[Exercise]:
Return all lines below containing the word "upload".

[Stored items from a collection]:

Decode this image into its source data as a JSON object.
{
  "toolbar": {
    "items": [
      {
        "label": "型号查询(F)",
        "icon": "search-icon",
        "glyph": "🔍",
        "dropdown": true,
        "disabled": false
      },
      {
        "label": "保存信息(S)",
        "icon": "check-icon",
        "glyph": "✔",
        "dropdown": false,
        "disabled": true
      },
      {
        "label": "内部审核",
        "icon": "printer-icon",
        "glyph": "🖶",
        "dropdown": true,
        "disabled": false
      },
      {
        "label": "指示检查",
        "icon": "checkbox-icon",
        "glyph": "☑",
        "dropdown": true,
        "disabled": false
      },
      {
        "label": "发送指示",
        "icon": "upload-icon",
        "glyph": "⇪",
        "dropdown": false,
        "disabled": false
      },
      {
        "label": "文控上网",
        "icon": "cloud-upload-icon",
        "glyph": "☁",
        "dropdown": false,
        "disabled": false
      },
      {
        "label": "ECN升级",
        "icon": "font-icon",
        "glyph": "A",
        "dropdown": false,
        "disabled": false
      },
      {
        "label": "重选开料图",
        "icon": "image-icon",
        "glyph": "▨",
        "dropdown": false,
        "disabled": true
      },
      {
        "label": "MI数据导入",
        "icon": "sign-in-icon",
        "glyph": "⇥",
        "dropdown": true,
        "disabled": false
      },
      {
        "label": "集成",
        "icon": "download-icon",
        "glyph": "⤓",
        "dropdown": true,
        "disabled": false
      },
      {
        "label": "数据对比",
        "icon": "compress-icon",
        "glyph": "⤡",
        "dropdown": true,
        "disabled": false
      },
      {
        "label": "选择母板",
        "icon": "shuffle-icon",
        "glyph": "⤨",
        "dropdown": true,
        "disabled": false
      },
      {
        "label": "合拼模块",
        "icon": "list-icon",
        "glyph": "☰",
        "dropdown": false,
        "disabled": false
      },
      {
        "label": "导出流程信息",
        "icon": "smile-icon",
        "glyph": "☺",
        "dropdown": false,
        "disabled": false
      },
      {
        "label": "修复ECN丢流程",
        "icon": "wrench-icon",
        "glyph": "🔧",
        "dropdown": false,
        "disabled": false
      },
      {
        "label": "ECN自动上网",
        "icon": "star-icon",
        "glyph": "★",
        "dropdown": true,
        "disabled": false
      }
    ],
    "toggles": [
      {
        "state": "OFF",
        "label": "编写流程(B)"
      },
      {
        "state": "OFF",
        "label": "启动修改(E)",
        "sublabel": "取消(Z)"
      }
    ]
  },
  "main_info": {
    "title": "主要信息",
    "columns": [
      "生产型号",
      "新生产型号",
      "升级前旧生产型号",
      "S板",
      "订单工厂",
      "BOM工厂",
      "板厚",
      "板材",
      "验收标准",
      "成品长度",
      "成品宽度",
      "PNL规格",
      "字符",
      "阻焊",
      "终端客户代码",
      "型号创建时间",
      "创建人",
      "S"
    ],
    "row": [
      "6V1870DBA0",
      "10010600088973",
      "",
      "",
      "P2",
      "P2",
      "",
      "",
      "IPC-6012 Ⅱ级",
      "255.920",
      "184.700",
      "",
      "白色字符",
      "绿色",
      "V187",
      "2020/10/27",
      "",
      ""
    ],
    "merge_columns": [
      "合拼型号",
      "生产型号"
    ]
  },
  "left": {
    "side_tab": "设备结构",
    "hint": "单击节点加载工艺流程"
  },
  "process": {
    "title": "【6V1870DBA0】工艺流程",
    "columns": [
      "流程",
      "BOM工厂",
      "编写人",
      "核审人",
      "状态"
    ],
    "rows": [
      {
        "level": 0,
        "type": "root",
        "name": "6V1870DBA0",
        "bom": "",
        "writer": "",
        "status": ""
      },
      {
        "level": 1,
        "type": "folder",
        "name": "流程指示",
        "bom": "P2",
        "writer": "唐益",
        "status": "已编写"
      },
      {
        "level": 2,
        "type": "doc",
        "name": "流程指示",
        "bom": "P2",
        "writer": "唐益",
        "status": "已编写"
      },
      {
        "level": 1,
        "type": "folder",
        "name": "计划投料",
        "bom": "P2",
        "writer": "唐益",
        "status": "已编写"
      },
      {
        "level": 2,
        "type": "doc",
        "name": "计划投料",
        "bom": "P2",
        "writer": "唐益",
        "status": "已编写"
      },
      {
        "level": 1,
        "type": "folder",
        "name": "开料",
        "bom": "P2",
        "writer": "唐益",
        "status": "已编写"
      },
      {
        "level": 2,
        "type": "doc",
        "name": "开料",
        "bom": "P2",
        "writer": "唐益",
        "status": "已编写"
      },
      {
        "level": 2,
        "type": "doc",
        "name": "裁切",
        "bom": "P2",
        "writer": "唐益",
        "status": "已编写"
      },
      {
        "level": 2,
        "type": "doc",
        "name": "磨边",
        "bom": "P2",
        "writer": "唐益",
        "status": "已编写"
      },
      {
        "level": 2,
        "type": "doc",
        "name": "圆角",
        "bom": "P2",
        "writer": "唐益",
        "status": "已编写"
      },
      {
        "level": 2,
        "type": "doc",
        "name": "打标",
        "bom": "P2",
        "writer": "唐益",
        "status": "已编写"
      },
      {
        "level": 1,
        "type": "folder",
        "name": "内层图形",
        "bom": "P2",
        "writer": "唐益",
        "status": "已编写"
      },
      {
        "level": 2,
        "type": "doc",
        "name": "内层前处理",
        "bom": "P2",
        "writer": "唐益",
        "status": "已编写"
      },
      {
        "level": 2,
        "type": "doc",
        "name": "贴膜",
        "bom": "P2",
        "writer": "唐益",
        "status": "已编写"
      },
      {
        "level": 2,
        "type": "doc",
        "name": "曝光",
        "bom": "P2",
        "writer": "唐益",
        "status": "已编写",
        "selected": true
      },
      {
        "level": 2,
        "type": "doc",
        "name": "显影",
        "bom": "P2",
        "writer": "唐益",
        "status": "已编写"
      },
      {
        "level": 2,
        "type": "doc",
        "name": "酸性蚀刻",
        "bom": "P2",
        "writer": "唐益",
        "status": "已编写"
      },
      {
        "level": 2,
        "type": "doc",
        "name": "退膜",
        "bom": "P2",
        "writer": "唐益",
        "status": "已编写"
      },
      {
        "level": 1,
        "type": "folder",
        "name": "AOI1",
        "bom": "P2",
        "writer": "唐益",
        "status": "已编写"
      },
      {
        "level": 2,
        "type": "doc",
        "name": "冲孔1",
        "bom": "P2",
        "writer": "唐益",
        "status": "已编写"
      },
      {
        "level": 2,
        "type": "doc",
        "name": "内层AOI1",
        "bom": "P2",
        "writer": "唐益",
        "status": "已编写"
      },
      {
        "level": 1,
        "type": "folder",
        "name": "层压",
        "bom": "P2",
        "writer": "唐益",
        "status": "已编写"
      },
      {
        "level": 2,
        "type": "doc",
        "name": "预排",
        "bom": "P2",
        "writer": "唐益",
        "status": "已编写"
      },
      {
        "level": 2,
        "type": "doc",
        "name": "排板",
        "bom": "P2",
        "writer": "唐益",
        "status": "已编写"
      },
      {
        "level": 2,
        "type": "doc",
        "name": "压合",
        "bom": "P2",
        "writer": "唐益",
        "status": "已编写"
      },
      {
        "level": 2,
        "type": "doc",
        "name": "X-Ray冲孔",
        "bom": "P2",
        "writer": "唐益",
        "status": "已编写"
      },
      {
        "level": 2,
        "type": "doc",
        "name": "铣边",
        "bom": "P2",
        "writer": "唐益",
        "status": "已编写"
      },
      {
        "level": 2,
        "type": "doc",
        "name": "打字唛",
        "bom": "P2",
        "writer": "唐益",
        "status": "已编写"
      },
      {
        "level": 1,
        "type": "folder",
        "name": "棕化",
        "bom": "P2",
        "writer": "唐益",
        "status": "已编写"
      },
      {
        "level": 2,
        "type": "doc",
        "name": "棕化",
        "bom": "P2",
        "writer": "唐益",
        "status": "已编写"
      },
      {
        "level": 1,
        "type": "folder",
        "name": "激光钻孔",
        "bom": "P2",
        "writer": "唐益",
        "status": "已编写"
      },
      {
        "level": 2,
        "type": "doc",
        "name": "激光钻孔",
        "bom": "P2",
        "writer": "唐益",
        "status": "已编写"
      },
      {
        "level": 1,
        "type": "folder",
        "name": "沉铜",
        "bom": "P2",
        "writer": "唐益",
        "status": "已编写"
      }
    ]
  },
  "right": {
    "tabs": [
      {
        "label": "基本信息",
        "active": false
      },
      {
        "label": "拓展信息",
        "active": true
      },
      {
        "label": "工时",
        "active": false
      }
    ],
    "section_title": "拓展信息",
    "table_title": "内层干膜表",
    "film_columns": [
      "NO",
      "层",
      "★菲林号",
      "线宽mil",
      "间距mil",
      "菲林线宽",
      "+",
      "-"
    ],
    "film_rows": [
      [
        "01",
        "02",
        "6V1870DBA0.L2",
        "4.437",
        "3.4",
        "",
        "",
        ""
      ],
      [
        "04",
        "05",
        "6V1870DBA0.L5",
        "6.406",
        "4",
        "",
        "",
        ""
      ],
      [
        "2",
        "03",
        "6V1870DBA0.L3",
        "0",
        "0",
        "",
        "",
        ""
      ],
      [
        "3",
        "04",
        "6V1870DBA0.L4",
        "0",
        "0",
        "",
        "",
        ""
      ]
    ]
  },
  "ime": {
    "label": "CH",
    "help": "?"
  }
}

[Answer section]:
        "icon": "upload-icon",
        "icon": "cloud-upload-icon",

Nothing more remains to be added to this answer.